RDA Hunter’s Investing in Women project celebrated 2019 International Women’s Day with a series of informative and practical Women in STEM activities across the Hunter region.
The activities involved over 240 Year 7 – 9 female students from nine (9) Hunter region ME Program schools across four-days. The program included workshops with Tech Girls are Superheroes founder, Dr. Jenine Beekhuyzen, a careers session run by industry partners, Boeing Defence Australia and an industry visit with Port Waratah Coal Services.
Participating schools included Maitland High School, St Joseph’s College – Lochinvar, Warners Bay High School, Cardiff High School, Newcastle Grammar School, San Clemente High School and the Greater Barrington STEM Community consisting of Dungog High School, Gloucester High School and Bulahdelah Central School.

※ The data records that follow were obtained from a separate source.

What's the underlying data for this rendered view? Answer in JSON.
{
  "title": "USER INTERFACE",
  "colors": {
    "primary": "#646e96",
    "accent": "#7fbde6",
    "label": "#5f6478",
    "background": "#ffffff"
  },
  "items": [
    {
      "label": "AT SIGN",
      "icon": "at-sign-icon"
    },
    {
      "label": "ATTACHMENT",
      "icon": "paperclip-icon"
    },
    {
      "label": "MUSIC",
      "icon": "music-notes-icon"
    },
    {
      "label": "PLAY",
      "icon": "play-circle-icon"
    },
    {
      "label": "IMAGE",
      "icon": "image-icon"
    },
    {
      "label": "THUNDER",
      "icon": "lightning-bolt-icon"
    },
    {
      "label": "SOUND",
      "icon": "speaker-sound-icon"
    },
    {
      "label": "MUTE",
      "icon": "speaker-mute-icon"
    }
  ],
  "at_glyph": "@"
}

The Greater Barrington STEM Community participated in a two-day workshop which involved the careers session with Boeing Defence Australia, the industry visit to Port Waratah Coal Services and launch of the Tech Girls are Superheroes competition.
The careers session facilitated by Boeing Defence Australia included talks from Olivia Hutchinson, Jade Roesing, Fiona Wong and Emma Watson who all have different backgrounds within the business. The session inspired the students to work hard at what they enjoy, and that STEM careers are not only based on the individual subject areas but encompasses everything from communicating, problem solving and collaboration.

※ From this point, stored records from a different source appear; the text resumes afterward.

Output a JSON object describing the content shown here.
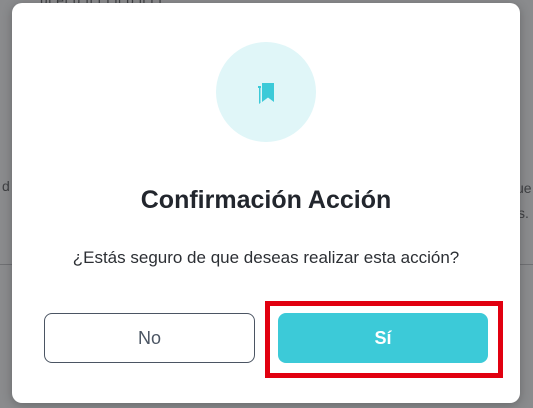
{
  "background": {
    "top_text": "ul el   ú  fl   t l   ll   b               ll    l    t",
    "left_fragment": "d",
    "right_fragment_1": "ue",
    "right_fragment_2": "s."
  },
  "dialog": {
    "icon": "bookmarks-icon",
    "title": "Confirmación Acción",
    "message": "¿Estás seguro de que deseas realizar esta acción?",
    "no_label": "No",
    "yes_label": "Sí"
  },
  "colors": {
    "accent": "#3ccad8",
    "icon_bg": "#e0f6f8",
    "highlight": "#e10010"
  }
}
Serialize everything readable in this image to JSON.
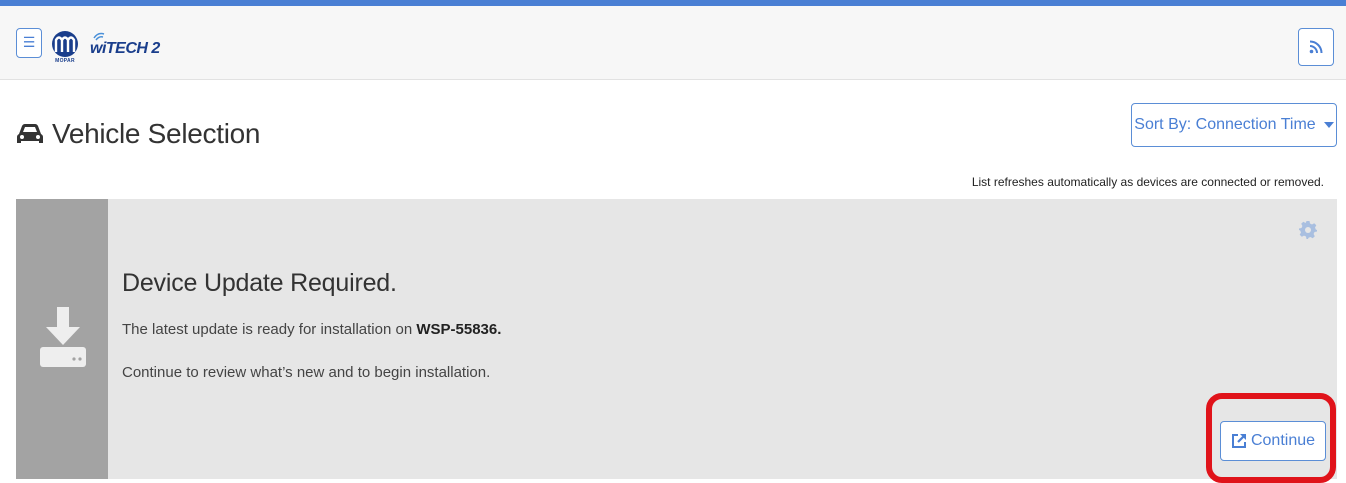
{
  "header": {
    "menu_icon": "hamburger-icon",
    "brand_small": "MOPAR",
    "brand_text": "wiTECH 2",
    "rss_icon": "rss-icon",
    "accent_color": "#4a7fd4"
  },
  "page": {
    "title_icon": "car-icon",
    "title": "Vehicle Selection",
    "sort_label": "Sort By: Connection Time",
    "refresh_note": "List refreshes automatically as devices are connected or removed."
  },
  "card": {
    "icon": "download-icon",
    "settings_icon": "gear-icon",
    "title": "Device Update Required.",
    "line1_prefix": "The latest update is ready for installation on ",
    "device_id": "WSP-55836.",
    "line2": "Continue to review what’s new and to begin installation.",
    "continue_label": "Continue",
    "continue_icon": "external-link-icon"
  }
}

Dr. Jenine Beekhuyzen launched the 2019 Tech Girls are Superheroes competition in the Hunter on the 8th of March, International Women’s Day through the workshops with 60 students from the Greater Barrington STEM Community.

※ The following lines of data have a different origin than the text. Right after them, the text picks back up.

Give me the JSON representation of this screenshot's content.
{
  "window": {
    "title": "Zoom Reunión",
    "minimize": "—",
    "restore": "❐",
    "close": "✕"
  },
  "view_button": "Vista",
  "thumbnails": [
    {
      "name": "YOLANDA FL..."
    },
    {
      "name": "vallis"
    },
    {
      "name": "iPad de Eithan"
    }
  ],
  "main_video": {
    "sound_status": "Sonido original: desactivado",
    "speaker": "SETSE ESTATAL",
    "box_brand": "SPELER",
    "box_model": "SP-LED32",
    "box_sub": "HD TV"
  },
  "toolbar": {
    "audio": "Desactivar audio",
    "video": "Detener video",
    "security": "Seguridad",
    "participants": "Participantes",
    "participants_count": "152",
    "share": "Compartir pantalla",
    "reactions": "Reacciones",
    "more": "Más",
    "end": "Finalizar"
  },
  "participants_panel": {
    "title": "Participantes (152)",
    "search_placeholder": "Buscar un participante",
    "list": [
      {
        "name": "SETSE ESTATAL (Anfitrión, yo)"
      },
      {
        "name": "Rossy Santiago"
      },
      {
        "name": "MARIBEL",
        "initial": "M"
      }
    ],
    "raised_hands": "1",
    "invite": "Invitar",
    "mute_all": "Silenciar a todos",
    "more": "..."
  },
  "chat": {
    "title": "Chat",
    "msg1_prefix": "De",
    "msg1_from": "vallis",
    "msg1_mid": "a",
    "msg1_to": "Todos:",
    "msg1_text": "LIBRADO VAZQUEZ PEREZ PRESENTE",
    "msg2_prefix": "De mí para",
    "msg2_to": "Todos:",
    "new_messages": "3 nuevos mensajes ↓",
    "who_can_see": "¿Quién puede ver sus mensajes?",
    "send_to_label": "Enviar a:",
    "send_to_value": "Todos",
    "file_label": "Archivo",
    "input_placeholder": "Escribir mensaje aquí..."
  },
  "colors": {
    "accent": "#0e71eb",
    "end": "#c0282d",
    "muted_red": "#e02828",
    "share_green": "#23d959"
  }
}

The Tech Girls are Superheroes workshops aim to get students not only interested in STEM subjects but also the entrepreneurial side of technology and breakdown the stereotypes which prevent more girls taking up STEM subjects.
“The girls in the workshop were highly engaged, in part because they were able to choose the problem they wanted to solve, and then because they had the ability, with our help, to create a real-life solution to it. There was such a variety of problems they wanted to solve,” said Jenine.
Feedback from a participating student said technology has always been an interest for her in STEM but the careers session inspired her to continue working hard at what she enjoys.
“I’ve always been into the technology side of STEM, and while taking part in the coding activity was fun, the career session really inspired me. You don’t need to exactly know what you need to do, and you can still get an amazing job opportunity.”
RDA Hunter’s Regional Development Co-ordinator, Sarah Kane said it was important for girls to have the opportunity to take part in such workshops.
“A lot of the time girls don’t believe it until they see it. With these workshops they get hands on experience, they get the opportunity to speak to people in industry who are very passionate about promoting the opportunities STEM careers have and inspiring the girls.”
RDA Hunter’s Women in STEM activities are a way of engaging young women to inspire them to study STEM subjects at school and pursue STEM based careers. The 2019 program was made possible by the support of the Department of Defence for RDA Hunter’s ME Program and the NSW Government’s Investing in Women program through the Department of Family and Community Services.